● **Work task**: Only the records, repeated exactly, should make up the response.

[Data for processing Boundary: Start]

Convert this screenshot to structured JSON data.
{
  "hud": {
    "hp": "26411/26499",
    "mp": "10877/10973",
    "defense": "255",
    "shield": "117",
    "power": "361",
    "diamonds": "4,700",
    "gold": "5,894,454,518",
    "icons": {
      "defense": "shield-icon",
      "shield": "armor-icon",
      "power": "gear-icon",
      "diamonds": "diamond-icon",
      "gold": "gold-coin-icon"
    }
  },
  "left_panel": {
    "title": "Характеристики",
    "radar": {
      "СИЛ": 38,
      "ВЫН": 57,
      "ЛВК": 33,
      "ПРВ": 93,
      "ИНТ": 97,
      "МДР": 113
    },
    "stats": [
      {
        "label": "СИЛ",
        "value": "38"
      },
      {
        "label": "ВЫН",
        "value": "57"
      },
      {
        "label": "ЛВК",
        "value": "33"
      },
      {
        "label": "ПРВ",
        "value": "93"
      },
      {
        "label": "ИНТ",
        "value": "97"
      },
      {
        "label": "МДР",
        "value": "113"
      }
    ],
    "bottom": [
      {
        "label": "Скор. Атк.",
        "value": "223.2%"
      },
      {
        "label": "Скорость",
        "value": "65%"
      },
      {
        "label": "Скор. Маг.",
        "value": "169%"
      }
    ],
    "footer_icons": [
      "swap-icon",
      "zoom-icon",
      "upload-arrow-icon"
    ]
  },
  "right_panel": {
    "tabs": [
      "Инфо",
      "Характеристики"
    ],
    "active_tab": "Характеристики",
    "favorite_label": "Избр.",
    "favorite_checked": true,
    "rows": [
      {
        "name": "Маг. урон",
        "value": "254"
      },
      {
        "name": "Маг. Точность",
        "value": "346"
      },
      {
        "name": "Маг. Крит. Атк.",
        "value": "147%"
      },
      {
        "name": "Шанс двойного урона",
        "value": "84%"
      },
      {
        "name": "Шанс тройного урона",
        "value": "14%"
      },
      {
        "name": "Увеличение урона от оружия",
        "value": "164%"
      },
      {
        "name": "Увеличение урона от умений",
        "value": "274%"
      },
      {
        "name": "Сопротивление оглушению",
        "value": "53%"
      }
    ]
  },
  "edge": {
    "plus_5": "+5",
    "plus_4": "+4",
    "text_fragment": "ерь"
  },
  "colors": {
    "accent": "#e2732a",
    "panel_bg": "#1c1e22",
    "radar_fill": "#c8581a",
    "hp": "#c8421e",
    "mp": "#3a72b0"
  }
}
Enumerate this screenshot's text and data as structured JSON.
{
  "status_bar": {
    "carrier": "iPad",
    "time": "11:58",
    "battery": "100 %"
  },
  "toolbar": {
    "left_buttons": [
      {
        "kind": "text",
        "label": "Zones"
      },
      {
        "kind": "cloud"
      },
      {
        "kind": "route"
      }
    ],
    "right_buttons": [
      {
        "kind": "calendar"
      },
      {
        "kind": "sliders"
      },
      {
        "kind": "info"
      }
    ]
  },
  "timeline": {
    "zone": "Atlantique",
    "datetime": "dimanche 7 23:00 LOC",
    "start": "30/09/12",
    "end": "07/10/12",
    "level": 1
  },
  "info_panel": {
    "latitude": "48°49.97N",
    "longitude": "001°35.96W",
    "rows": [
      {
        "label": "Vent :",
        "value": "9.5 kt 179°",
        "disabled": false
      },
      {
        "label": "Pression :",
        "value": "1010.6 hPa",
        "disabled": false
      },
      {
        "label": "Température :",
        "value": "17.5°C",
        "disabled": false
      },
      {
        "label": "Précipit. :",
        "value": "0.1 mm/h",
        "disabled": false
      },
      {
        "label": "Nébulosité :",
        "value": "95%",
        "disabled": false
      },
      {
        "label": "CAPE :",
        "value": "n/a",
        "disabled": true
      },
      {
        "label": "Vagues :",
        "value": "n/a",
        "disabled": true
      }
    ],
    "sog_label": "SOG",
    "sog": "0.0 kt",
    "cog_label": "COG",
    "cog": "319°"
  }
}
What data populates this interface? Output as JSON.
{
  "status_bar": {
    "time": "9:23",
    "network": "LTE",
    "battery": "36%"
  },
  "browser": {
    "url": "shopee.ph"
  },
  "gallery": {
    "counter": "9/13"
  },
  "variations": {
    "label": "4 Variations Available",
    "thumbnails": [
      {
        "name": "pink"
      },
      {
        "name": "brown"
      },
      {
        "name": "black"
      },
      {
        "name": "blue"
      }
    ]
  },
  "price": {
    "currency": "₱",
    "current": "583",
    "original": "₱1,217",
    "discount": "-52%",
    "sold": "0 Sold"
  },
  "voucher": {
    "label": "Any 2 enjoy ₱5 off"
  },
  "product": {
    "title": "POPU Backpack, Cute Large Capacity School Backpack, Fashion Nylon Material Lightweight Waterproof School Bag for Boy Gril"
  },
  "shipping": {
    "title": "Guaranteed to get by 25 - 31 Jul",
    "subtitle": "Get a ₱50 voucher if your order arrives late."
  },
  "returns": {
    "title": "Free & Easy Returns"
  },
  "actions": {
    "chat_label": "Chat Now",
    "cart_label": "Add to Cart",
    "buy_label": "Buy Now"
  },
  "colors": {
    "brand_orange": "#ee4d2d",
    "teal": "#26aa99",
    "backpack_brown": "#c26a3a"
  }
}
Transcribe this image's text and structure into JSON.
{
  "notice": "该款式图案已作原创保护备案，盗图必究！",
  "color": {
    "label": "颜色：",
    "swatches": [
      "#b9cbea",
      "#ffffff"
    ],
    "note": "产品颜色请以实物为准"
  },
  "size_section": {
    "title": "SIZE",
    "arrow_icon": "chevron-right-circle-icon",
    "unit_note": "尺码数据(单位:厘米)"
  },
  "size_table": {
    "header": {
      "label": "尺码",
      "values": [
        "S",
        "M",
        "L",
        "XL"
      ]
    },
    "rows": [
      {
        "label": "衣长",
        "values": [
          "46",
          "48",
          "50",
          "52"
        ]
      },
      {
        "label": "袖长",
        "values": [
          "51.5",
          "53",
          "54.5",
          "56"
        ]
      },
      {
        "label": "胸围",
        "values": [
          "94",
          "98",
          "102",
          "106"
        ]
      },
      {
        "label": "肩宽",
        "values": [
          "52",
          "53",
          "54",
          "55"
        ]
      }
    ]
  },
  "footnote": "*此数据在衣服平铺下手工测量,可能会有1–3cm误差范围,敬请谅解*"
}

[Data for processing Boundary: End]

● **Completed task**:
Convert this screenshot to structured JSON data.
{
  "hud": {
    "hp": "26411/26499",
    "mp": "10877/10973",
    "defense": "255",
    "shield": "117",
    "power": "361",
    "diamonds": "4,700",
    "gold": "5,894,454,518",
    "icons": {
      "defense": "shield-icon",
      "shield": "armor-icon",
      "power": "gear-icon",
      "diamonds": "diamond-icon",
      "gold": "gold-coin-icon"
    }
  },
  "left_panel": {
    "title": "Характеристики",
    "radar": {
      "СИЛ": 38,
      "ВЫН": 57,
      "ЛВК": 33,
      "ПРВ": 93,
      "ИНТ": 97,
      "МДР": 113
    },
    "stats": [
      {
        "label": "СИЛ",
        "value": "38"
      },
      {
        "label": "ВЫН",
        "value": "57"
      },
      {
        "label": "ЛВК",
        "value": "33"
      },
      {
        "label": "ПРВ",
        "value": "93"
      },
      {
        "label": "ИНТ",
        "value": "97"
      },
      {
        "label": "МДР",
        "value": "113"
      }
    ],
    "bottom": [
      {
        "label": "Скор. Атк.",
        "value": "223.2%"
      },
      {
        "label": "Скорость",
        "value": "65%"
      },
      {
        "label": "Скор. Маг.",
        "value": "169%"
      }
    ],
    "footer_icons": [
      "swap-icon",
      "zoom-icon",
      "upload-arrow-icon"
    ]
  },
  "right_panel": {
    "tabs": [
      "Инфо",
      "Характеристики"
    ],
    "active_tab": "Характеристики",
    "favorite_label": "Избр.",
    "favorite_checked": true,
    "rows": [
      {
        "name": "Маг. урон",
        "value": "254"
      },
      {
        "name": "Маг. Точность",
        "value": "346"
      },
      {
        "name": "Маг. Крит. Атк.",
        "value": "147%"
      },
      {
        "name": "Шанс двойного урона",
        "value": "84%"
      },
      {
        "name": "Шанс тройного урона",
        "value": "14%"
      },
      {
        "name": "Увеличение урона от оружия",
        "value": "164%"
      },
      {
        "name": "Увеличение урона от умений",
        "value": "274%"
      },
      {
        "name": "Сопротивление оглушению",
        "value": "53%"
      }
    ]
  },
  "edge": {
    "plus_5": "+5",
    "plus_4": "+4",
    "text_fragment": "ерь"
  },
  "colors": {
    "accent": "#e2732a",
    "panel_bg": "#1c1e22",
    "radar_fill": "#c8581a",
    "hp": "#c8421e",
    "mp": "#3a72b0"
  }
}
Enumerate this screenshot's text and data as structured JSON.
{
  "status_bar": {
    "carrier": "iPad",
    "time": "11:58",
    "battery": "100 %"
  },
  "toolbar": {
    "left_buttons": [
      {
        "kind": "text",
        "label": "Zones"
      },
      {
        "kind": "cloud"
      },
      {
        "kind": "route"
      }
    ],
    "right_buttons": [
      {
        "kind": "calendar"
      },
      {
        "kind": "sliders"
      },
      {
        "kind": "info"
      }
    ]
  },
  "timeline": {
    "zone": "Atlantique",
    "datetime": "dimanche 7 23:00 LOC",
    "start": "30/09/12",
    "end": "07/10/12",
    "level": 1
  },
  "info_panel": {
    "latitude": "48°49.97N",
    "longitude": "001°35.96W",
    "rows": [
      {
        "label": "Vent :",
        "value": "9.5 kt 179°",
        "disabled": false
      },
      {
        "label": "Pression :",
        "value": "1010.6 hPa",
        "disabled": false
      },
      {
        "label": "Température :",
        "value": "17.5°C",
        "disabled": false
      },
      {
        "label": "Précipit. :",
        "value": "0.1 mm/h",
        "disabled": false
      },
      {
        "label": "Nébulosité :",
        "value": "95%",
        "disabled": false
      },
      {
        "label": "CAPE :",
        "value": "n/a",
        "disabled": true
      },
      {
        "label": "Vagues :",
        "value": "n/a",
        "disabled": true
      }
    ],
    "sog_label": "SOG",
    "sog": "0.0 kt",
    "cog_label": "COG",
    "cog": "319°"
  }
}
What data populates this interface? Output as JSON.
{
  "status_bar": {
    "time": "9:23",
    "network": "LTE",
    "battery": "36%"
  },
  "browser": {
    "url": "shopee.ph"
  },
  "gallery": {
    "counter": "9/13"
  },
  "variations": {
    "label": "4 Variations Available",
    "thumbnails": [
      {
        "name": "pink"
      },
      {
        "name": "brown"
      },
      {
        "name": "black"
      },
      {
        "name": "blue"
      }
    ]
  },
  "price": {
    "currency": "₱",
    "current": "583",
    "original": "₱1,217",
    "discount": "-52%",
    "sold": "0 Sold"
  },
  "voucher": {
    "label": "Any 2 enjoy ₱5 off"
  },
  "product": {
    "title": "POPU Backpack, Cute Large Capacity School Backpack, Fashion Nylon Material Lightweight Waterproof School Bag for Boy Gril"
  },
  "shipping": {
    "title": "Guaranteed to get by 25 - 31 Jul",
    "subtitle": "Get a ₱50 voucher if your order arrives late."
  },
  "returns": {
    "title": "Free & Easy Returns"
  },
  "actions": {
    "chat_label": "Chat Now",
    "cart_label": "Add to Cart",
    "buy_label": "Buy Now"
  },
  "colors": {
    "brand_orange": "#ee4d2d",
    "teal": "#26aa99",
    "backpack_brown": "#c26a3a"
  }
}
Transcribe this image's text and structure into JSON.
{
  "notice": "该款式图案已作原创保护备案，盗图必究！",
  "color": {
    "label": "颜色：",
    "swatches": [
      "#b9cbea",
      "#ffffff"
    ],
    "note": "产品颜色请以实物为准"
  },
  "size_section": {
    "title": "SIZE",
    "arrow_icon": "chevron-right-circle-icon",
    "unit_note": "尺码数据(单位:厘米)"
  },
  "size_table": {
    "header": {
      "label": "尺码",
      "values": [
        "S",
        "M",
        "L",
        "XL"
      ]
    },
    "rows": [
      {
        "label": "衣长",
        "values": [
          "46",
          "48",
          "50",
          "52"
        ]
      },
      {
        "label": "袖长",
        "values": [
          "51.5",
          "53",
          "54.5",
          "56"
        ]
      },
      {
        "label": "胸围",
        "values": [
          "94",
          "98",
          "102",
          "106"
        ]
      },
      {
        "label": "肩宽",
        "values": [
          "52",
          "53",
          "54",
          "55"
        ]
      }
    ]
  },
  "footnote": "*此数据在衣服平铺下手工测量,可能会有1–3cm误差范围,敬请谅解*"
}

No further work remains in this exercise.